In addition to keeping the lights on at all hours, the prison guards kept the women on “lockdown” status, preventing them from leaving their pods or using other “privileges.” Furthermore in the days that followed the attack, the lawsuit alleges that jail guards conducted shakedowns of the female prisoners pods and confiscated authorized personal items such as pillows, blankets and personal hygiene items “without any legitimate security reason.”

In an interview with Law & Crime, one of the attorneys for some of the women, William McCall, said that the attacks only became known after one of the women who was raped complained and was then moved to a different jail. The woman became pregnant due to the rape but later miscarried.

McCall told Law & Crime that during the hours-long assault, most of the women were “cowering under bunks” or hiding in bathrooms. McCall said that women who came forward to report the attacks to police were “treated like they were the perpetrators.”

That the police are engaged in a massive cover-up is clear from the charges filed against former corrections Officer Lowe. Reporting on his arrest last October, Fox Louisville affiliate WDRB quoted Scottie Maples, chief deputy of the Clark County Sheriff’s Office.

Maples made no mention of the mass assault that took place at the prison due to Lowe’s and other officers’ actions. In a probable cause affidavit filed by the police last year, Lowe admitted to propping a door open allowing the inmates to access a secure area of the jail where the keys were located after an inmate offered him $1,000.

Downplaying the incident, Maples said that the keys obtained “were not security, exit doors.” He said, “They wouldn’t have been able to escape with those keys. They would have allowed internal movement within the jail probably to traffic things.” (Emphasis added.)

He added, “We are still investigating all the incidents we can. The subject here was criminally charged. I don’t anticipate other charges coming to inmates. The main focus was if we had a corrupt officer to put him in jail.”

Lowe was only charged with three crimes, trafficking with an inmate, aiding escape and official misconduct. A judge set his bond at $10,000 cash, and Lowe was released on Tuesday, October 26, 2021 on his own recognizance. His trial begins this September. Over 10 months later, no other prison guards or inmates have been charged with any crimes.

There is no question that the Clark County jail had adequate camera technology to observe the inmates at all times.

The jail previously allowed A&E to film the reality television show 60 Days In within the confines of the jail. The dystopian premise of the show is that “innocent volunteers” spend 60 days in jail with cameras recording inmates and guards alike. After episodes recorded in Clark County jail aired in 2016, revealing criminal activity by guards and inmates alike, Noel said that seven officers within the jail resigned, and five were fired for “unacceptable behavior.”

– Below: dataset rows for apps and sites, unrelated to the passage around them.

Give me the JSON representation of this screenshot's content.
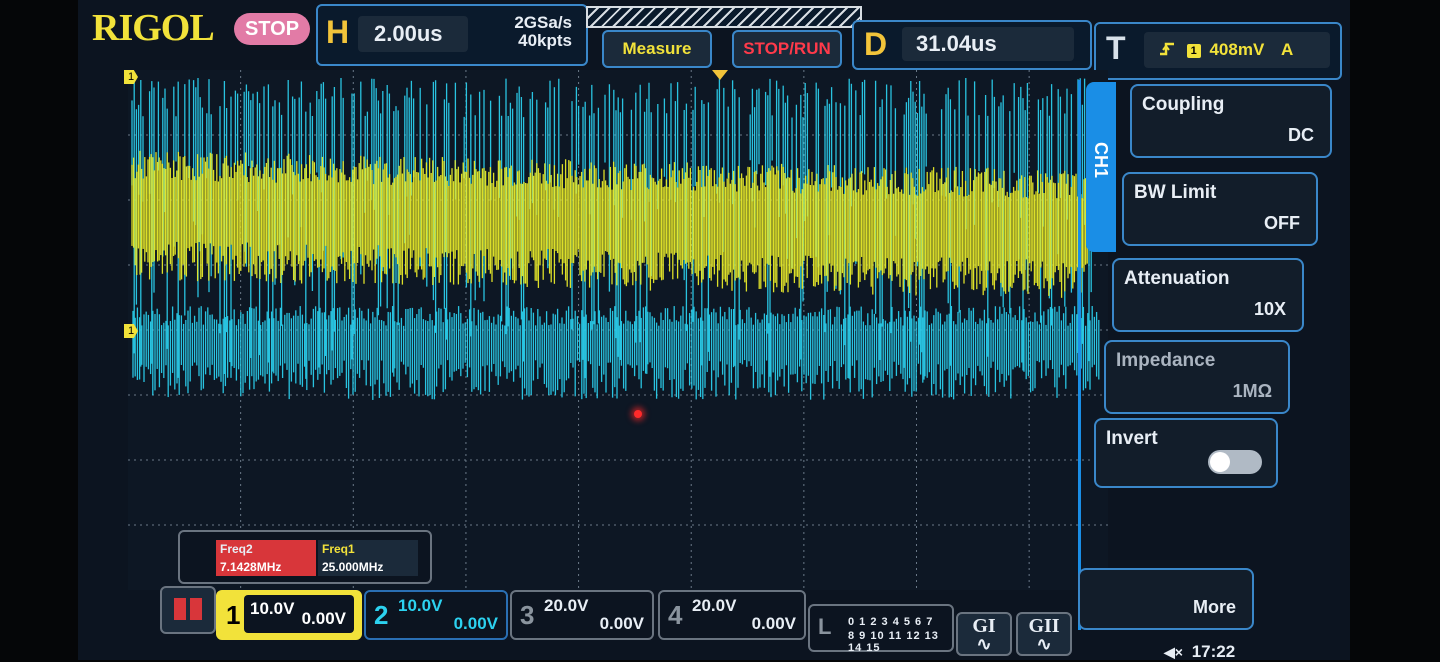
{
  "brand": "RIGOL",
  "run_status": "STOP",
  "horizontal": {
    "letter": "H",
    "timebase": "2.00us",
    "sample_rate": "2GSa/s",
    "memory_depth": "40kpts"
  },
  "buttons": {
    "measure": "Measure",
    "stop_run": "STOP/RUN"
  },
  "delay": {
    "letter": "D",
    "value": "31.04us"
  },
  "trigger": {
    "letter": "T",
    "slope_icon": "rising-edge-icon",
    "source": "1",
    "level": "408mV",
    "mode": "A"
  },
  "side_menu": {
    "tab_label": "CH1",
    "items": [
      {
        "label": "Coupling",
        "value": "DC"
      },
      {
        "label": "BW Limit",
        "value": "OFF"
      },
      {
        "label": "Attenuation",
        "value": "10X"
      },
      {
        "label": "Impedance",
        "value": "1MΩ"
      },
      {
        "label": "Invert",
        "value": ""
      },
      {
        "label": "More",
        "value": ""
      }
    ]
  },
  "markers": {
    "ch1_label": "1",
    "ch2_label": "1"
  },
  "measurements": [
    {
      "name": "Freq2",
      "value": "7.1428MHz"
    },
    {
      "name": "Freq1",
      "value": "25.000MHz"
    }
  ],
  "channels": [
    {
      "num": "1",
      "scale": "10.0V",
      "offset": "0.00V"
    },
    {
      "num": "2",
      "scale": "10.0V",
      "offset": "0.00V"
    },
    {
      "num": "3",
      "scale": "20.0V",
      "offset": "0.00V"
    },
    {
      "num": "4",
      "scale": "20.0V",
      "offset": "0.00V"
    }
  ],
  "logic": {
    "letter": "L",
    "row1": "0 1 2 3  4 5 6 7",
    "row2": "8 9 10 11 12 13 14 15"
  },
  "generators": [
    {
      "label": "GI"
    },
    {
      "label": "GII"
    }
  ],
  "clock": {
    "icon": "speaker-icon",
    "time": "17:22"
  },
  "colors": {
    "ch1": "#f2e23a",
    "ch2": "#2cd2f0",
    "accent": "#1a8ee6",
    "stop": "#e27ba6"
  }
}
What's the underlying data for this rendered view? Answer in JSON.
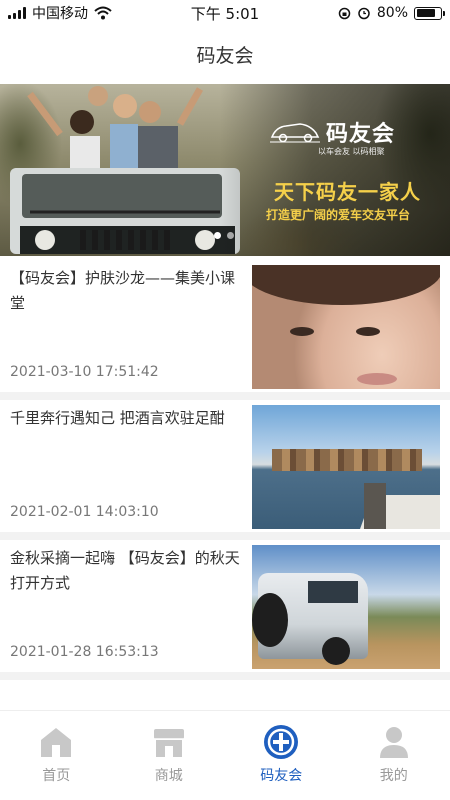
{
  "status_bar": {
    "carrier": "中国移动",
    "time": "下午 5:01",
    "battery": "80%",
    "battery_level": 0.8
  },
  "nav": {
    "title": "码友会"
  },
  "banner": {
    "brand": "码友会",
    "subtitle": "以车会友  以码相聚",
    "slogan": "天下码友一家人",
    "slogan2": "打造更广阔的爱车交友平台",
    "slide_count": 2,
    "active_slide": 1
  },
  "articles": [
    {
      "title": "【码友会】护肤沙龙——集美小课堂",
      "date": "2021-03-10 17:51:42",
      "thumb": "face"
    },
    {
      "title": "千里奔行遇知己 把酒言欢驻足酣",
      "date": "2021-02-01 14:03:10",
      "thumb": "lake"
    },
    {
      "title": "金秋采摘一起嗨 【码友会】的秋天打开方式",
      "date": "2021-01-28 16:53:13",
      "thumb": "suv"
    }
  ],
  "tabs": [
    {
      "label": "首页",
      "icon": "home-icon",
      "active": false
    },
    {
      "label": "商城",
      "icon": "store-icon",
      "active": false
    },
    {
      "label": "码友会",
      "icon": "club-icon",
      "active": true
    },
    {
      "label": "我的",
      "icon": "user-icon",
      "active": false
    }
  ],
  "colors": {
    "accent": "#1f5fbf",
    "inactive": "#999999",
    "banner_text": "#f5d04a"
  }
}
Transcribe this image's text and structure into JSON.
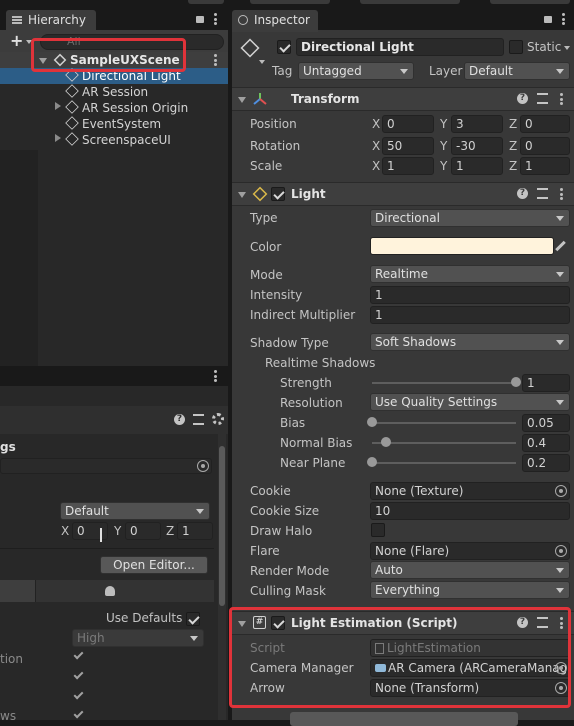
{
  "colors": {
    "accent": "#e0333a",
    "selection": "#2c5d87",
    "light_color": "#fff3dc"
  },
  "hierarchy": {
    "tab_label": "Hierarchy",
    "add_label": "+",
    "search_placeholder": "All",
    "scene_name": "SampleUXScene",
    "items": [
      {
        "label": "Directional Light"
      },
      {
        "label": "AR Session"
      },
      {
        "label": "AR Session Origin"
      },
      {
        "label": "EventSystem"
      },
      {
        "label": "ScreenspaceUI"
      }
    ]
  },
  "lower_panel": {
    "section_label": "gs",
    "dropdown_value": "Default",
    "x_label": "X",
    "x_value": "0",
    "y_label": "Y",
    "y_value": "0",
    "z_label": "Z",
    "z_value": "1",
    "open_editor_label": "Open Editor...",
    "use_defaults_label": "Use Defaults",
    "quality_value": "High",
    "row_labels": [
      "tion",
      "ws"
    ]
  },
  "inspector": {
    "tab_label": "Inspector",
    "object_name": "Directional Light",
    "static_label": "Static",
    "tag_label": "Tag",
    "tag_value": "Untagged",
    "layer_label": "Layer",
    "layer_value": "Default",
    "transform": {
      "title": "Transform",
      "position_label": "Position",
      "position": {
        "x": "0",
        "y": "3",
        "z": "0"
      },
      "rotation_label": "Rotation",
      "rotation": {
        "x": "50",
        "y": "-30",
        "z": "0"
      },
      "scale_label": "Scale",
      "scale": {
        "x": "1",
        "y": "1",
        "z": "1"
      },
      "axis_x": "X",
      "axis_y": "Y",
      "axis_z": "Z"
    },
    "light": {
      "title": "Light",
      "type_label": "Type",
      "type_value": "Directional",
      "color_label": "Color",
      "mode_label": "Mode",
      "mode_value": "Realtime",
      "intensity_label": "Intensity",
      "intensity_value": "1",
      "indirect_label": "Indirect Multiplier",
      "indirect_value": "1",
      "shadow_type_label": "Shadow Type",
      "shadow_type_value": "Soft Shadows",
      "realtime_shadows_label": "Realtime Shadows",
      "strength_label": "Strength",
      "strength_value": "1",
      "strength_level": 1.0,
      "resolution_label": "Resolution",
      "resolution_value": "Use Quality Settings",
      "bias_label": "Bias",
      "bias_value": "0.05",
      "bias_level": 0.0,
      "normal_bias_label": "Normal Bias",
      "normal_bias_value": "0.4",
      "normal_bias_level": 0.1,
      "near_plane_label": "Near Plane",
      "near_plane_value": "0.2",
      "near_plane_level": 0.0,
      "cookie_label": "Cookie",
      "cookie_value": "None (Texture)",
      "cookie_size_label": "Cookie Size",
      "cookie_size_value": "10",
      "draw_halo_label": "Draw Halo",
      "flare_label": "Flare",
      "flare_value": "None (Flare)",
      "render_mode_label": "Render Mode",
      "render_mode_value": "Auto",
      "culling_mask_label": "Culling Mask",
      "culling_mask_value": "Everything"
    },
    "light_estimation": {
      "title": "Light Estimation (Script)",
      "script_label": "Script",
      "script_value": "LightEstimation",
      "camera_manager_label": "Camera Manager",
      "camera_manager_value": "AR Camera (ARCameraManag",
      "arrow_label": "Arrow",
      "arrow_value": "None (Transform)"
    }
  }
}
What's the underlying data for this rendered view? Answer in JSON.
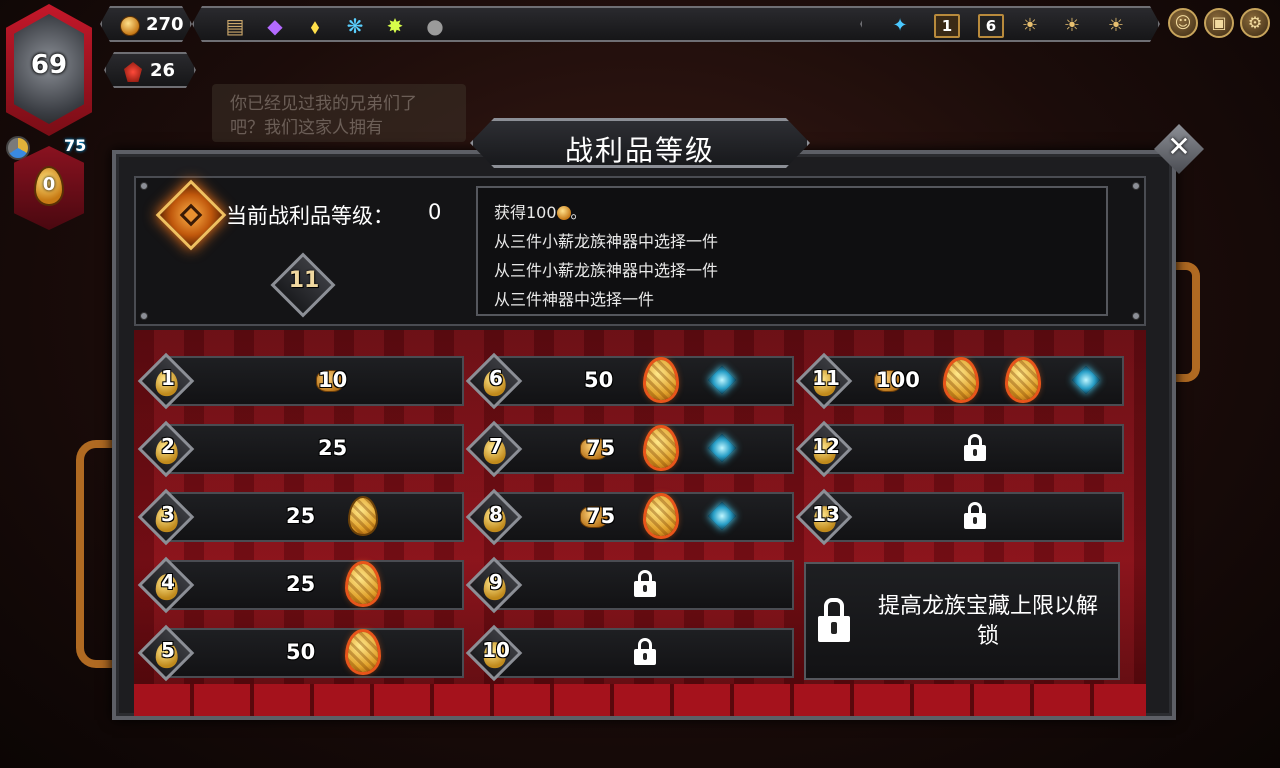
{
  "hud": {
    "coins": "270",
    "gems": "26",
    "player_level": "69",
    "shard_count": "75",
    "egg_count": "0",
    "background_speech": "你已经见过我的兄弟们了吧？我们这家人拥有",
    "artifact_icons": [
      "map-scroll-icon",
      "purple-crystal-icon",
      "yellow-gem-icon",
      "blue-rune-icon",
      "lightning-icon",
      "stone-tablet-icon"
    ],
    "right_icons": {
      "book_count": "1",
      "scroll_count": "6"
    }
  },
  "dialog": {
    "title": "战利品等级",
    "current_level_label": "当前战利品等级：",
    "current_level_value": "0",
    "next_level_badge": "11",
    "rewards": [
      "获得100",
      "。",
      "从三件小薪龙族神器中选择一件",
      "从三件小薪龙族神器中选择一件",
      "从三件神器中选择一件"
    ],
    "unlock_message": "提高龙族宝藏上限以解锁"
  },
  "tiers": {
    "t1": {
      "num": "1",
      "coins": "10"
    },
    "t2": {
      "num": "2",
      "coins": "25"
    },
    "t3": {
      "num": "3",
      "coins": "25"
    },
    "t4": {
      "num": "4",
      "coins": "25"
    },
    "t5": {
      "num": "5",
      "coins": "50"
    },
    "t6": {
      "num": "6",
      "coins": "50"
    },
    "t7": {
      "num": "7",
      "coins": "75"
    },
    "t8": {
      "num": "8",
      "coins": "75"
    },
    "t9": {
      "num": "9"
    },
    "t10": {
      "num": "10"
    },
    "t11": {
      "num": "11",
      "coins": "100"
    },
    "t12": {
      "num": "12"
    },
    "t13": {
      "num": "13"
    }
  },
  "colors": {
    "accent_orange": "#e8551a",
    "curtain_red": "#8a1018",
    "frame_gray": "#5d5f66",
    "pipe_copper": "#b06a22"
  }
}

Noel told the Courier-Journal in 2016 that “over $200,000” worth of “surveillance equipment” was donated to the jail by A&E after the filming took place. Noel also said that for allowing A&E to film inside the jail, the sheriff’s office was paid $500 a day to film, totaling over $51,000.